  • We have to a part of the story and the actual conversation now more than ever. It’s not about us, it’s about the consumer and the consistent messaging and dialogue.
  • There are so many social tools out there, but the tools will change and the people using social media will not.
  • Rather than focusing on the need to get brand information out there, the focus should be on the social factor of social media. Facilitate conversation and relationships; do not just broadcast, and change from spin to influence.
  • Social media is not just public relations, it affects the entire organization/company.
  • The future of public relations is about community and community building (they also throw in a lot of tips and guidelines for community managers here).
  • New titles in the PR industry include: chief social officer, community advocate, community builder, community relations manager, social media evangelist.
  • The past of PR meets the future of PR by embracing changes brought on by social media and incorporating strategy for marketing, analytics, customer service, crowdsourcing and more.

Things to note:

  • A lot of this book is based on opinion and does not necessarily have data, polls, research, case studies, etc. to back up what is proposed.
  • Social media is not new anymore, and the content of this book is beyond basics at this point in 2013; it could be more for late adapters of social media.
  • Public relations changed with social media, but a lot of the basics still remain the same, and social media is just a tool in the entire box.

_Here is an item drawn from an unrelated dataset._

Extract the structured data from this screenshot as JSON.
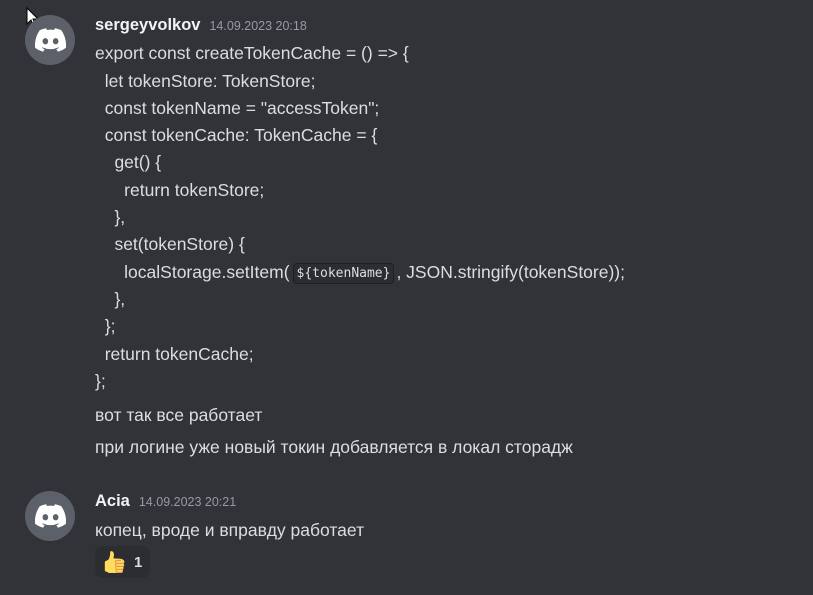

Did you read the book? What are your thoughts?


  • What do you think is the future of public relations? If social media was PR 2.0, what will PR 3.0 look like?
  • Is social media really a new thing anymore? What brands are using it best?
  • How do you get the community involved more in your brand conversation?
  • Do you think social media has put a focus back on ethics in PR with its need for transparency?
  • How do you win leadership support for your social media tactics, or do you face little push-back?


Lauren GrayLauren Gray is a junior associate in digital at Finn Partners in New York City and also serves as the PRSSA immediate past president for the current National Committee. Connect with her on Twitter: @laurenkgray.

PRSA New Professionals Brown Bag: Evolution of the Prototype Marketer

The lines between marketing, public relations and technology departments are blurring, as digital platforms have revolutionized the way we communicate. Employers struggle to recruit and retain professionals qualified for positions that did not exist even three years ago.

The job market is changing, and new professionals need to change with it if they want to succeed in a new world of marketing. More and more, organizations are seeking hybrid professionals who are highly proficient writers, analytical, creative and tech savvy, with strong competencies in business, IT and human behavior.

The PRSA New Professionals Section invites you to join Paul Roetzer and Tracy Lewis of PR 20/20 on Monday, March 25 from 12 to 1 p.m. EST for a lively discussion highlighting how new professionals can become hybrids and keep their skills sharp in emerging core marketing disciplines such as email, mobile, analytics, social networking, web, search and content.

This brown bag seminar is free for New Pros Section members. It’s not too late to register here. We hope to see you there!


Paul Roetzer (@paulroetzer) is founder and CEO of PR 20/20, a Cleveland-based inbound marketing agency; author of The Marketing Agency Blueprint (Wiley); and creator of Marketing Agency Insider—the hub for a more open and collaborative agency ecosystem—and Marketing Score—a free assessment tool and marketing intelligence engine.

Tracy Lewis (@Tracy_J_Lewis) is a consultant at PR 20/20 where she is involved with client services and account management activities. She is also the community manager for Marketing Agency Insider, the hub for a more open and collaborative agency ecosystem. She joined the agency in March 2009 after graduating from Ohio University, and is a Certified Inbound Marketing Professional.